The next step is where a doctor is assigned to the recovering addict to supervise their detox treatment. Many of the more painful withdrawal symptoms are mitigated by medications prescribed to the patients. The duration of detox treatment may last as short as a week but can stretch out much longer for extreme cases. There isn’t a set time for detox treatment. A vital component of detox is exercise. Exercise reduces anxiety, decreases stress, and helps eliminate depression and mood swings.


After Detox Treatment

After completing detox, patients generally enter a rehab treatment program right away. Both inpatient and outpatient facilities are available depending on the needs of the recovering addict. Some benefit from moving into residential treatment centers; others may need time at home to attend to career or family duties. Residential programs combine medical supervision with an opportunity to relearn life skills in a social environment, and thus have a good success rate, but there is no “one size fits all” approach.

Is It Possible for People to Detox on Their Own?

The short answer is yes, but medical professionals advise against detoxing by yourself.
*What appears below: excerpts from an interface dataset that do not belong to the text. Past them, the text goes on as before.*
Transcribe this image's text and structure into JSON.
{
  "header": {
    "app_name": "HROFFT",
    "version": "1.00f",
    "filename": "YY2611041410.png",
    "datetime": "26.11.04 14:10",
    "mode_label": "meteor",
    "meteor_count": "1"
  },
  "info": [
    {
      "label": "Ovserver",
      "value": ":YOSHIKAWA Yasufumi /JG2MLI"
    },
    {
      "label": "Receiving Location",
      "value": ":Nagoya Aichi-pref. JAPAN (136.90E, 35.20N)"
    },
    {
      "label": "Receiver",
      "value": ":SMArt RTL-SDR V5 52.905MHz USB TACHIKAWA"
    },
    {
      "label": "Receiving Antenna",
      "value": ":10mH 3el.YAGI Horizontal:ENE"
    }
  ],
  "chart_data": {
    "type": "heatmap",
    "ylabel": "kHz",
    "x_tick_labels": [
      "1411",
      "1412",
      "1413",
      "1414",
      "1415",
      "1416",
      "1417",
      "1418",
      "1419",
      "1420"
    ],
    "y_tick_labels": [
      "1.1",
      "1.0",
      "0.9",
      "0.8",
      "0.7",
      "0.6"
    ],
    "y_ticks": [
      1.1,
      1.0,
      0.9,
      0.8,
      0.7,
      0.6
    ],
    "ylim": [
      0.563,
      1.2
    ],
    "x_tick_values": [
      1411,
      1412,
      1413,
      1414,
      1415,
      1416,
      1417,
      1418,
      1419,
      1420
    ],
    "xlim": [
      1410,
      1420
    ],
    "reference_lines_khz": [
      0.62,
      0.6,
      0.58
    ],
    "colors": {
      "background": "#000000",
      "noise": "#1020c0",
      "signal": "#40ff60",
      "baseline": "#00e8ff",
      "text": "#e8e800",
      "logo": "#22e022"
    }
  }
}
Going “cold turkey” is dangerous, especially if you are a chronic abuser. Withdrawal symptoms can be severe, even life-threatening, and because an addict’s regular environment often enables their addiction, it is all too easy to give up on the detox attempt. The best option is submitting to 24-hour supervised care with a medical professional.

The Financial Cost of Detox Treatment

Naturally, prices will vary depending on the care you need. Inpatient programs in particular can be costly. But many insurance companies cover drug and alcohol treatment, including detox. Some states also offer free treatment to those who qualify.

If you have been abusing a substance and would like to enter a detox treatment program in Arizona, give us a call. You can overcome this disease, and we can get you started. Trained professionals are available at (623) 263-7371 to answer all your questions on detox, rehab, and recovery from addiction. Call today!